A virus by the name Powassan virus has claimed its first victim in the United States of America. The tick-borne illness is a rare ailment and is often referred to as the ticketing time bomb.
Reports suggest that the rare condition might become more common with the changing climate, causing major challenges to general public health.
According to the Maine Centre for Disease Control and Prevention (CDC), the 58-year-old man who died of the disease showed severe neurological symptoms after contracting the Powassan virus. The CDC has stated that there have been a total of 15 confirmed cases due to this infection. The situation reportedly started becoming bad in 2022 when four cases were reported.
In an interview with The Indian Express, Dr Satish Koul, who serves as the director of Internal Medicine, at Fortis Memorial Research Institute, Gurgaon, the virus is transmitted to human beings through bites by infected deer tricks, squirrel tricks, groundhog tricks etc.
The above-mentioned tricks are more commonly found in the Great Lakes region of North America between late spring and mid-autumn.
“A considerable number of people infected with the virus exhibit no symptoms. For individuals with symptoms, the time from tick bite to feeling ill ranges from one week to one month. The early signs of Powassan virus infection include fever, headache, vomiting, and weakness,” said Dr Koul.
Tick bite prevention should be taught as a life skill.
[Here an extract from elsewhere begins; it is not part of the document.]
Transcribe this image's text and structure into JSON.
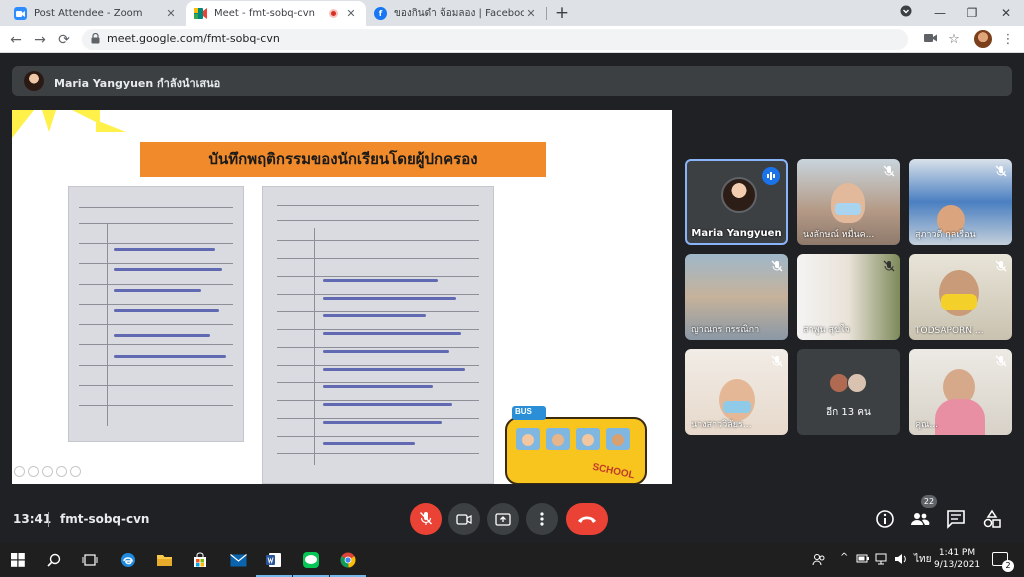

One tick bite can transmit several debilitating infections at once including: Babesia, Bartonella, Lyme Disease, Powassan Virus & etc. Kids are at high risk & in PA alone, 81 kids are infected per day. #lyme #crsd #Pediatrics pic.twitter.com/4iVRStyh8n
— Newtown Art for Kids (@newtownart4kids) May 30, 2023
Dr Koul also highlighted the fact that the person infected by the Powassan virus can also experience psychosomatic symptoms such as confusion, difficulty in speaking, loss of coordination, and seizures.
There are no medications to treat or prevent the Powassan virus, according to Dr Koul. He also added that antibiotics are ineffective against viruses. Although there is no proven medication, Dr Koul said that the symptoms can be relieved by consuming fluids, using over-the-counter pain medications, and resting.
As a precautionary measure, it is suggested to be particularly careful while travelling through thick infested areas, especially while passing in forested regions.